The cello is the second largest string instrument in the family, and though string instruments share a similar structure, shape, and function, the cello also possesses some unique features that contribute to its sound. Understanding the construction of the instrument can help players produce better sounds and master techniques.
Unique to larger upright string instruments, the end pin is used to anchor the cello to the ground as it is played. This piece also ensures that the instrument does not slide forward during practice or performance. During transport, the end piece can be removed to avoid damage to the end pin, as it is just a thin piece of metal that could easily be bent.
The tailpiece is located at the bottom of the instrument. This is where the strings are attached near the base of the cello, and it often features a tuner for the A-string if not for all strings.
The bridge keeps the strings elevated above the body and neck of the cello. It is located near the center of the instrument, and its function is also to help transfer the vibrations of the strings into the instrument’s cavity, further enhancing the sound.
Twin holes appear on either side of the bridge, and they are known as “f-holes” for their shape. These holes aid in sound production by allowing air to move from within the instrument’s body.
The fingerboard is located on the neck of the instrument. This is where players can alter the sound each string makes by placing the pads of their fingers against them. Unlike string instruments like the guitar, there are no frets on the cello fingerboard, so cellists must be proficient with their instruments or have a strong sense of pitch if they want to produce beautiful sounds.
Appearing at the very top of the fingerboard, the nut leads the strings from the pegs onto the neck of the instrument. It is a relatively small but nonetheless important feature of the cello as its grooves align the strings so they can produce optimal sounds.
Tuning a string instrument is essential for consistent, quality sound, and the cello is no different. At the top of the instrument, the strings are attached to four pegs which can be twisted to affect the tautness of each string and, consequently, the sound they produce.
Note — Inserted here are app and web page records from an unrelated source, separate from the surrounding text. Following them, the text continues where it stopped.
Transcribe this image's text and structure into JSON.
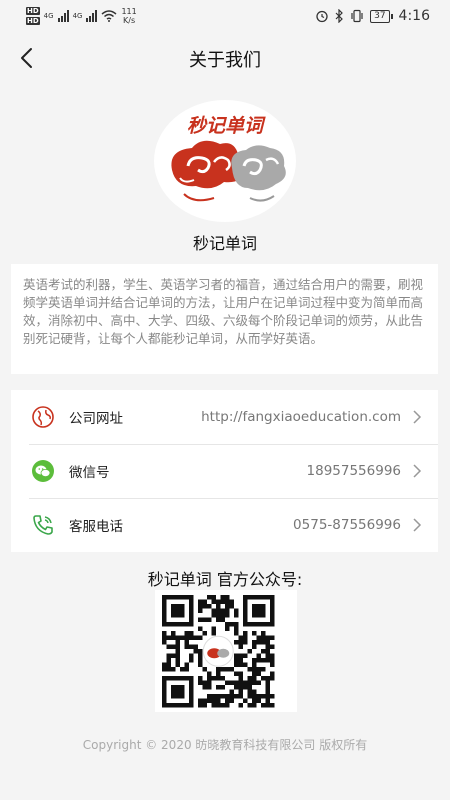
{
  "status_bar": {
    "hd1": "HD",
    "hd2": "HD",
    "net1": "4G",
    "net2": "4G",
    "speed_value": "111",
    "speed_unit": "K/s",
    "battery": "37",
    "time": "4:16"
  },
  "header": {
    "title": "关于我们"
  },
  "app": {
    "logo_text": "秒记单词",
    "name": "秒记单词"
  },
  "description": "英语考试的利器，学生、英语学习者的福音，通过结合用户的需要，刷视频学英语单词并结合记单词的方法，让用户在记单词过程中变为简单而高效，消除初中、高中、大学、四级、六级每个阶段记单词的烦劳，从此告别死记硬背，让每个人都能秒记单词，从而学好英语。",
  "contacts": [
    {
      "label": "公司网址",
      "value": "http://fangxiaoeducation.com",
      "icon": "globe-icon"
    },
    {
      "label": "微信号",
      "value": "18957556996",
      "icon": "wechat-icon"
    },
    {
      "label": "客服电话",
      "value": "0575-87556996",
      "icon": "phone-icon"
    }
  ],
  "official_account": {
    "title": "秒记单词 官方公众号:"
  },
  "footer": {
    "copyright": "Copyright © 2020 昉晓教育科技有限公司 版权所有"
  },
  "colors": {
    "accent_red": "#c8321e",
    "wechat_green": "#5cbd3b",
    "phone_green": "#3aa64a"
  }
}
Like some of the other smaller string instruments, the cello also features an ornate scroll at the end of its neck. This piece does not affect the sound of the instrument, but its construction is often in a shape known as volute which originated in the Baroque period.